Mojas suggests three ways to tell if a problem exists. First, if you are booking long detours that take away from time spent with your family, you may be hooked. If you’re spending money you don’t have in order to collect miles, it may be time to self-evaluate. And finally, “if you spend money just to get the miles, you may have a problem,” says Mojas.
Spending money, of course, is not quite the same as putting all your spending on a mileage-earning card. Since most such cards require a paid balance for mileage to be recorded, junkies are almost religious about paying their bills on time.
Neither should mileage junkies worry too much about not having a specific plan for their hoard. Mark R., a sociologist himself, says the goal of saving millions of miles isn’t necessarily a bad thing, even if the junkie has no specific idea what to do with the miles. “It’s a hobby like any hobby,” he says. “You don’t ask a model train enthusiast what he plans to get at the end. In fact, it may not even be a good idea to plan ahead too far in advance. Award levels change, programs change, people change. Have fun with it.”
Most psychologists agree that a hobby, even a compulsive one, isn’t really a problem unless family, friends or work are negatively affected. And most mileage junkies will tell you that the tips and tricks they’ve picked up along the way have made for better work and family relationships. Leslie T., of Massachusetts, says the mileage portion of her travel habits is minimal. “My husband and I have to fly on business anyway. A few hours spent on a roundabout way home doesn’t really impact it. And we’ve been able to take the kids places we wouldn’t otherwise be able to afford.”
Mark R. agrees. “It’s all about time management, really,” he says, “and most business travelers are pretty good about that anyway.”
In the final analysis, the claim of mileage “addiction” is, in almost all cases, simple hyperbole to describe what is an increasingly popular hobby.
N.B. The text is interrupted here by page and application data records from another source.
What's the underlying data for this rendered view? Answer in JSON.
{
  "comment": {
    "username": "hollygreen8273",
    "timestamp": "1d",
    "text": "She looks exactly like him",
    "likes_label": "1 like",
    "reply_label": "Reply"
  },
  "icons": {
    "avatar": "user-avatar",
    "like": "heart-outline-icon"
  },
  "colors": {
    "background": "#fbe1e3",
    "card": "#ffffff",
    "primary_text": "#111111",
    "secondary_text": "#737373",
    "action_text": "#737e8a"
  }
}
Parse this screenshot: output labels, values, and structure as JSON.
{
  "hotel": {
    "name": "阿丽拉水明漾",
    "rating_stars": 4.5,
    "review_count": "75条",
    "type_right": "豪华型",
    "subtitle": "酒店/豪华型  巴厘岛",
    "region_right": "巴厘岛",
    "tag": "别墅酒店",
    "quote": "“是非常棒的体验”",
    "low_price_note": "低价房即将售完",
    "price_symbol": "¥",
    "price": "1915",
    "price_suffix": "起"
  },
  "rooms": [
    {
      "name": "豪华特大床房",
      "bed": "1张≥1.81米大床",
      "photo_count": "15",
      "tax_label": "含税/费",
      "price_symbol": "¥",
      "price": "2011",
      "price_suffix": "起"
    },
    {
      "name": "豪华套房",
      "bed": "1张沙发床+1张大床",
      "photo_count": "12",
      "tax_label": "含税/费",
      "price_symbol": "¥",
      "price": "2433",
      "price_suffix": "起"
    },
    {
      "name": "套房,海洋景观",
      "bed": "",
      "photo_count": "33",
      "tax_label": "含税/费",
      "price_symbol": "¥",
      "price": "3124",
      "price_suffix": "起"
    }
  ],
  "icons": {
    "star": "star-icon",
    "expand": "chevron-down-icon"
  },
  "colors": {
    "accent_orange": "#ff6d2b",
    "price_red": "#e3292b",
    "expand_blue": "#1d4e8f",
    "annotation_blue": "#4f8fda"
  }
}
And if denial can be a strong indication of addiction, it’s instructive to look at just how many mileage junkies will shout their “addiction” from the rooftops.
And while banks of miles may be worth more to the confirmed “addict” than the average earth-bound joe, value is ultimately in the eyes of the beholder. What appears to some to be a nonsensical waste of effort can be a source of pride and entertainment to others.
Frank Stoeber and the citizens of Cawker City might agree.